Vincent Sherry discusses his major new work of literary criticism and history, Modernism and the Reinvention of Decadence. Tracing a forgotten pathway into literary modernism, his book links the idea of decadence to such key events as the failures of the French Revolution and the cataclysm of the Great War.
As Penn’s Jed Esty notes, "Sherry offers a powerful, learned rereading of an entire literary tradition, in effect restoring decadent aesthetics to the foreground of literary modernism where it had been forgotten, lost, or actively suppressed." He canvasses "enormous swaths of literature," beginning with an exposition of the English Romantic poets and ending with a reevaluation of modernists as varied as W. B. Yeats, Henry James, Joseph Conrad, Rebecca West, Djuna Barnes, Samuel Beckett, and, centrally, Ezra Pound and T. S. Eliot. . . . This is a weighty and consequential book."

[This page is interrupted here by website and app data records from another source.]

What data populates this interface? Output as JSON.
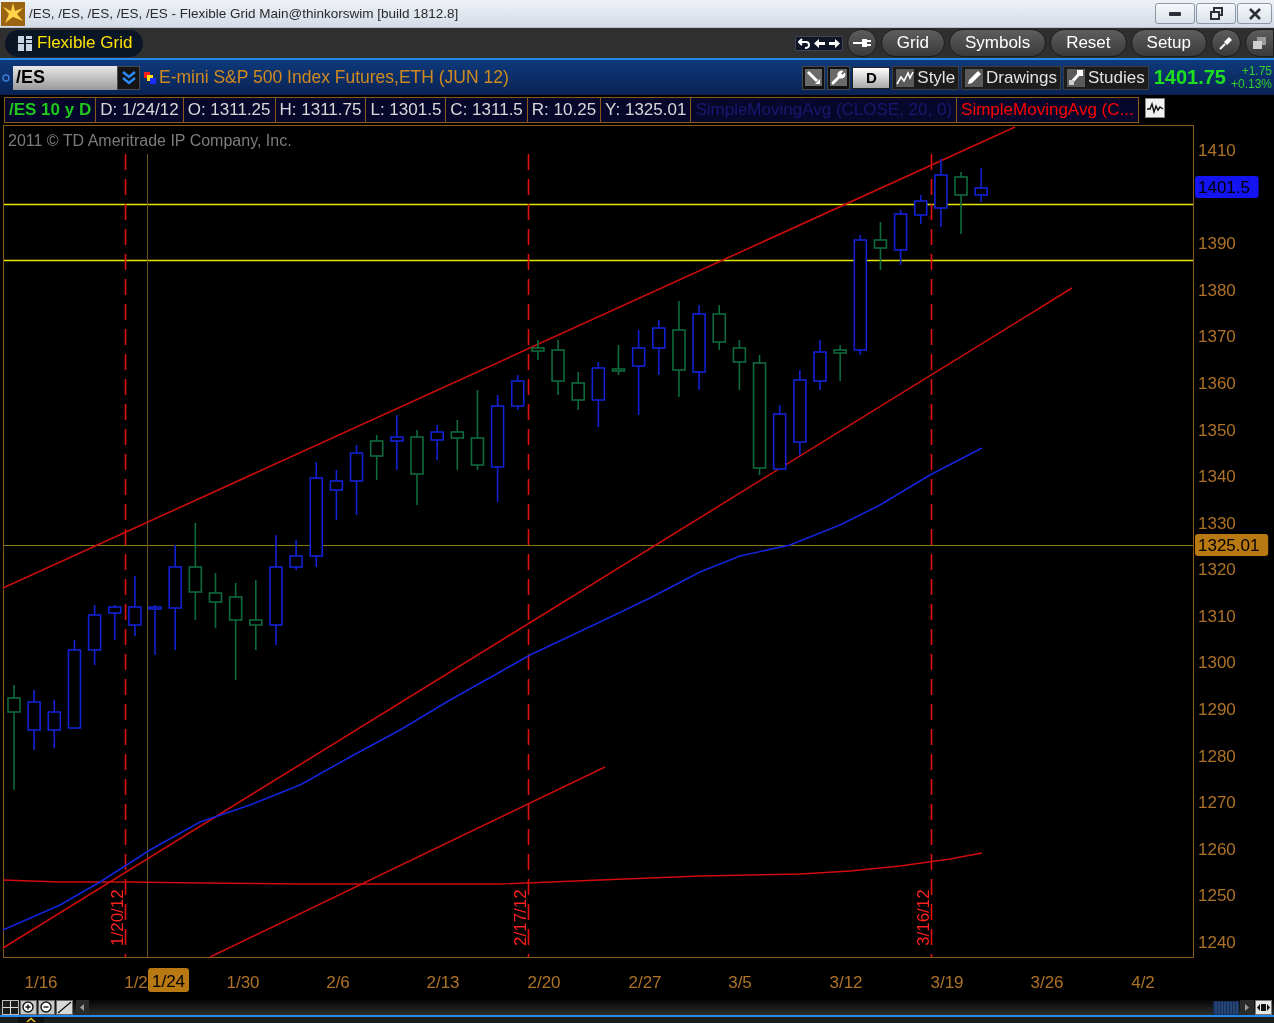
{
  "window": {
    "title": "/ES, /ES, /ES, /ES, /ES - Flexible Grid Main@thinkorswim [build 1812.8]"
  },
  "toolbar": {
    "workspace": "Flexible Grid",
    "buttons": [
      {
        "label": "Grid"
      },
      {
        "label": "Symbols"
      },
      {
        "label": "Reset"
      },
      {
        "label": "Setup"
      }
    ]
  },
  "symbol_bar": {
    "symbol": "/ES",
    "description": "E-mini S&P 500 Index Futures,ETH (JUN 12)",
    "aggregation": "D",
    "tools": [
      {
        "kind": "style",
        "label": "Style"
      },
      {
        "kind": "drawings",
        "label": "Drawings"
      },
      {
        "kind": "studies",
        "label": "Studies"
      }
    ],
    "last_price": "1401.75",
    "change": "+1.75",
    "change_percent": "+0.13%"
  },
  "info_bar": [
    {
      "kind": "symbol",
      "text": "/ES 10 y D"
    },
    {
      "kind": "field",
      "text": "D: 1/24/12"
    },
    {
      "kind": "field",
      "text": "O: 1311.25"
    },
    {
      "kind": "field",
      "text": "H: 1311.75"
    },
    {
      "kind": "field",
      "text": "L: 1301.5"
    },
    {
      "kind": "field",
      "text": "C: 1311.5"
    },
    {
      "kind": "field",
      "text": "R: 10.25"
    },
    {
      "kind": "field",
      "text": "Y: 1325.01"
    },
    {
      "kind": "study",
      "text": "SimpleMovingAvg (CLOSE, 20, 0)",
      "dimmed": true
    },
    {
      "kind": "study",
      "text": "SimpleMovingAvg (C...",
      "dimmed": false
    }
  ],
  "chart": {
    "copyright": "2011 © TD Ameritrade IP Company, Inc.",
    "price_labels": [
      "1410",
      "1390",
      "1380",
      "1370",
      "1360",
      "1350",
      "1340",
      "1330",
      "1320",
      "1310",
      "1300",
      "1290",
      "1280",
      "1270",
      "1260",
      "1250",
      "1240"
    ],
    "price_tags": [
      {
        "text": "1401.5",
        "color": "#1414f0"
      },
      {
        "text": "1325.01",
        "color": "#b87812"
      }
    ],
    "date_labels": [
      "1/16",
      "1/2",
      "1/30",
      "2/6",
      "2/13",
      "2/20",
      "2/27",
      "3/5",
      "3/12",
      "3/19",
      "3/26",
      "4/2"
    ],
    "date_tag": "1/24",
    "date_markers": [
      "1/20/12",
      "2/17/12",
      "3/16/12"
    ]
  }
}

Vincent Sherry teaches and writes about literary modernism in Britain and Ireland. Throughout his career, he has focused on bringing an historically informed understanding to the modernist project. His works include The Great War and the Language of Modernism (Oxford, 2003; rpt 2004, 2006); the Cambridge Companion to the Literature of the First World War (2005); James Joyce: Ulysses (Cambridge, 1995, 2d ed. 2004); Ezra Pound, Wyndham Lewis, and Radical Modernism (Oxford, 1993); and The Uncommon Tongue: The Poetry and Criticism of Geoffrey Hill (Michigan, 1987). He is currently also writing the Blackwell biography of Ezra Pound.
Howard Nemerov Professor in the Humanities

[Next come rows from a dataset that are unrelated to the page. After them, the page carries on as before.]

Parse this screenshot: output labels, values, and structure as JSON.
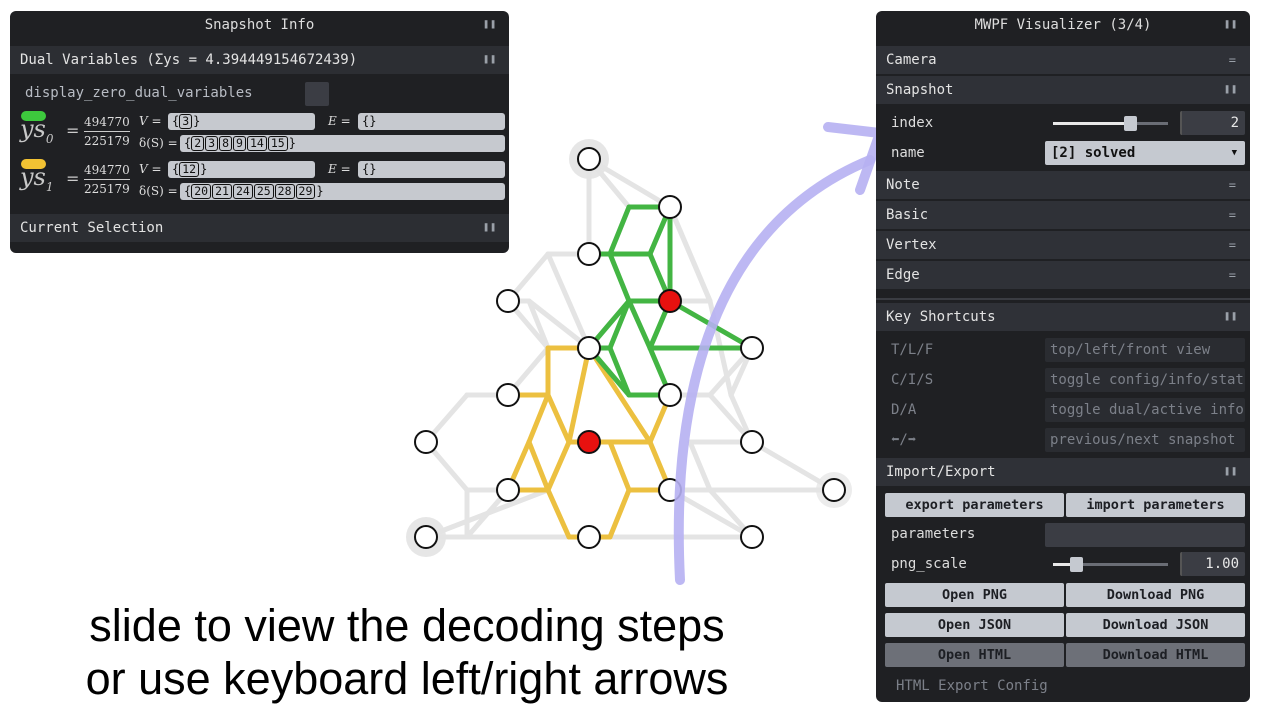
{
  "snapshot_info": {
    "title": "Snapshot Info",
    "dual_header": "Dual Variables (Σys = 4.394449154672439)",
    "display_zero_label": "display_zero_dual_variables",
    "duals": [
      {
        "color": "#3dc93d",
        "symbol": "ys",
        "sub": "0",
        "num": "494770",
        "den": "225179",
        "V": "3",
        "E": "",
        "S": [
          "2",
          "3",
          "8",
          "9",
          "14",
          "15"
        ]
      },
      {
        "color": "#f2c233",
        "symbol": "ys",
        "sub": "1",
        "num": "494770",
        "den": "225179",
        "V": "12",
        "E": "",
        "S": [
          "20",
          "21",
          "24",
          "25",
          "28",
          "29"
        ]
      }
    ],
    "v_label": "V",
    "e_label": "E",
    "delta_label": "δ(S)",
    "current_selection": "Current Selection"
  },
  "visualizer": {
    "title": "MWPF Visualizer (3/4)",
    "camera": "Camera",
    "snapshot": "Snapshot",
    "index_label": "index",
    "index_value": "2",
    "index_fraction": 0.67,
    "name_label": "name",
    "name_value": "[2] solved",
    "note": "Note",
    "basic": "Basic",
    "vertex": "Vertex",
    "edge": "Edge",
    "key_shortcuts": "Key Shortcuts",
    "shortcuts": [
      {
        "key": "T/L/F",
        "desc": "top/left/front view"
      },
      {
        "key": "C/I/S",
        "desc": "toggle config/info/stat"
      },
      {
        "key": "D/A",
        "desc": "toggle dual/active info"
      },
      {
        "key": "⬅/➡",
        "desc": "previous/next snapshot"
      }
    ],
    "import_export": "Import/Export",
    "export_params": "export parameters",
    "import_params": "import parameters",
    "parameters_label": "parameters",
    "parameters_value": "",
    "png_scale_label": "png_scale",
    "png_scale_value": "1.00",
    "png_scale_fraction": 0.2,
    "open_png": "Open PNG",
    "download_png": "Download PNG",
    "open_json": "Open JSON",
    "download_json": "Download JSON",
    "open_html": "Open HTML",
    "download_html": "Download HTML",
    "html_export_config": "HTML Export Config"
  },
  "caption": {
    "line1": "slide to view the decoding steps",
    "line2": "or use keyboard left/right arrows"
  },
  "colors": {
    "green": "#43b543",
    "yellow": "#ecc040",
    "defect": "#e8110f",
    "arrow": "#b6b0f2"
  }
}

Professor of English
Washington University in St. Louis